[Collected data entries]
= Beginning of Section =

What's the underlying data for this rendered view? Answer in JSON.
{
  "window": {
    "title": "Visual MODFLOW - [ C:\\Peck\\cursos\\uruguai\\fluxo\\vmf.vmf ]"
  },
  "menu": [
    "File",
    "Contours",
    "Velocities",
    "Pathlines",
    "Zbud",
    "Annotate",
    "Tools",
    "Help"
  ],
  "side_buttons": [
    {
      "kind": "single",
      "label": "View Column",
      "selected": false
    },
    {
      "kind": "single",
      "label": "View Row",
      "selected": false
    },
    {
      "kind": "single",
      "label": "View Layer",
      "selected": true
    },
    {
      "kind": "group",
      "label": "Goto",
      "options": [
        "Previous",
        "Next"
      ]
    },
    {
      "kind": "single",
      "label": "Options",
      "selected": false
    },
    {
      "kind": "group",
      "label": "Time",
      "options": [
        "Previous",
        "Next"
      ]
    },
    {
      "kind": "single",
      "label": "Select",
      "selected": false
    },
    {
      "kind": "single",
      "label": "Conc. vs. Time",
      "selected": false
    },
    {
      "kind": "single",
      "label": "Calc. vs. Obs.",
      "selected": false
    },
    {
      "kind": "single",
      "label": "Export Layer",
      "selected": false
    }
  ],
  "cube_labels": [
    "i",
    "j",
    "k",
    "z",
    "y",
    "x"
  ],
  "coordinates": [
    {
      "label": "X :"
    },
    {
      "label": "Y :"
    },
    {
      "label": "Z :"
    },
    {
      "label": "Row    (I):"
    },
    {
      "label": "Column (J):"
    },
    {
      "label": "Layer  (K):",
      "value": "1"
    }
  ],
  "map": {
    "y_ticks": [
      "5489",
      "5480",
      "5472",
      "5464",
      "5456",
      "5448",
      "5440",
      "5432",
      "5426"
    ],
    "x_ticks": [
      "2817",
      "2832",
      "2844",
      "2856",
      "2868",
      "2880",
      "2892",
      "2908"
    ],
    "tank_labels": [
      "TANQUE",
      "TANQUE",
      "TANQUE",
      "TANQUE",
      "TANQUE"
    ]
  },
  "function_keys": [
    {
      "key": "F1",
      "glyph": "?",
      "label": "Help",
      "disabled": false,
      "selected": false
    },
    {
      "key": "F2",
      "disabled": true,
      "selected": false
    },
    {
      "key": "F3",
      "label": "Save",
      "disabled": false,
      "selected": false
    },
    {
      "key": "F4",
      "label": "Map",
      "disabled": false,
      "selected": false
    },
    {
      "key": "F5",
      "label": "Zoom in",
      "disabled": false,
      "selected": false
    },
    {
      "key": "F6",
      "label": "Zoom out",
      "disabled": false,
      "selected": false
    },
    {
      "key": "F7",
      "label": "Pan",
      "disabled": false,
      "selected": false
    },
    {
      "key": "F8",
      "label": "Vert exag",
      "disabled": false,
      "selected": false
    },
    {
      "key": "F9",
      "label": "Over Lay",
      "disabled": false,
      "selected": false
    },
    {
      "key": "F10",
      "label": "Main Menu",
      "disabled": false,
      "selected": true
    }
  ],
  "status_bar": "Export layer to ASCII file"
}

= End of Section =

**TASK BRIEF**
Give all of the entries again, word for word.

**RESULT BELOW**
What's the underlying data for this rendered view? Answer in JSON.
{
  "window": {
    "title": "Visual MODFLOW - [ C:\\Peck\\cursos\\uruguai\\fluxo\\vmf.vmf ]"
  },
  "menu": [
    "File",
    "Contours",
    "Velocities",
    "Pathlines",
    "Zbud",
    "Annotate",
    "Tools",
    "Help"
  ],
  "side_buttons": [
    {
      "kind": "single",
      "label": "View Column",
      "selected": false
    },
    {
      "kind": "single",
      "label": "View Row",
      "selected": false
    },
    {
      "kind": "single",
      "label": "View Layer",
      "selected": true
    },
    {
      "kind": "group",
      "label": "Goto",
      "options": [
        "Previous",
        "Next"
      ]
    },
    {
      "kind": "single",
      "label": "Options",
      "selected": false
    },
    {
      "kind": "group",
      "label": "Time",
      "options": [
        "Previous",
        "Next"
      ]
    },
    {
      "kind": "single",
      "label": "Select",
      "selected": false
    },
    {
      "kind": "single",
      "label": "Conc. vs. Time",
      "selected": false
    },
    {
      "kind": "single",
      "label": "Calc. vs. Obs.",
      "selected": false
    },
    {
      "kind": "single",
      "label": "Export Layer",
      "selected": false
    }
  ],
  "cube_labels": [
    "i",
    "j",
    "k",
    "z",
    "y",
    "x"
  ],
  "coordinates": [
    {
      "label": "X :"
    },
    {
      "label": "Y :"
    },
    {
      "label": "Z :"
    },
    {
      "label": "Row    (I):"
    },
    {
      "label": "Column (J):"
    },
    {
      "label": "Layer  (K):",
      "value": "1"
    }
  ],
  "map": {
    "y_ticks": [
      "5489",
      "5480",
      "5472",
      "5464",
      "5456",
      "5448",
      "5440",
      "5432",
      "5426"
    ],
    "x_ticks": [
      "2817",
      "2832",
      "2844",
      "2856",
      "2868",
      "2880",
      "2892",
      "2908"
    ],
    "tank_labels": [
      "TANQUE",
      "TANQUE",
      "TANQUE",
      "TANQUE",
      "TANQUE"
    ]
  },
  "function_keys": [
    {
      "key": "F1",
      "glyph": "?",
      "label": "Help",
      "disabled": false,
      "selected": false
    },
    {
      "key": "F2",
      "disabled": true,
      "selected": false
    },
    {
      "key": "F3",
      "label": "Save",
      "disabled": false,
      "selected": false
    },
    {
      "key": "F4",
      "label": "Map",
      "disabled": false,
      "selected": false
    },
    {
      "key": "F5",
      "label": "Zoom in",
      "disabled": false,
      "selected": false
    },
    {
      "key": "F6",
      "label": "Zoom out",
      "disabled": false,
      "selected": false
    },
    {
      "key": "F7",
      "label": "Pan",
      "disabled": false,
      "selected": false
    },
    {
      "key": "F8",
      "label": "Vert exag",
      "disabled": false,
      "selected": false
    },
    {
      "key": "F9",
      "label": "Over Lay",
      "disabled": false,
      "selected": false
    },
    {
      "key": "F10",
      "label": "Main Menu",
      "disabled": false,
      "selected": true
    }
  ],
  "status_bar": "Export layer to ASCII file"
}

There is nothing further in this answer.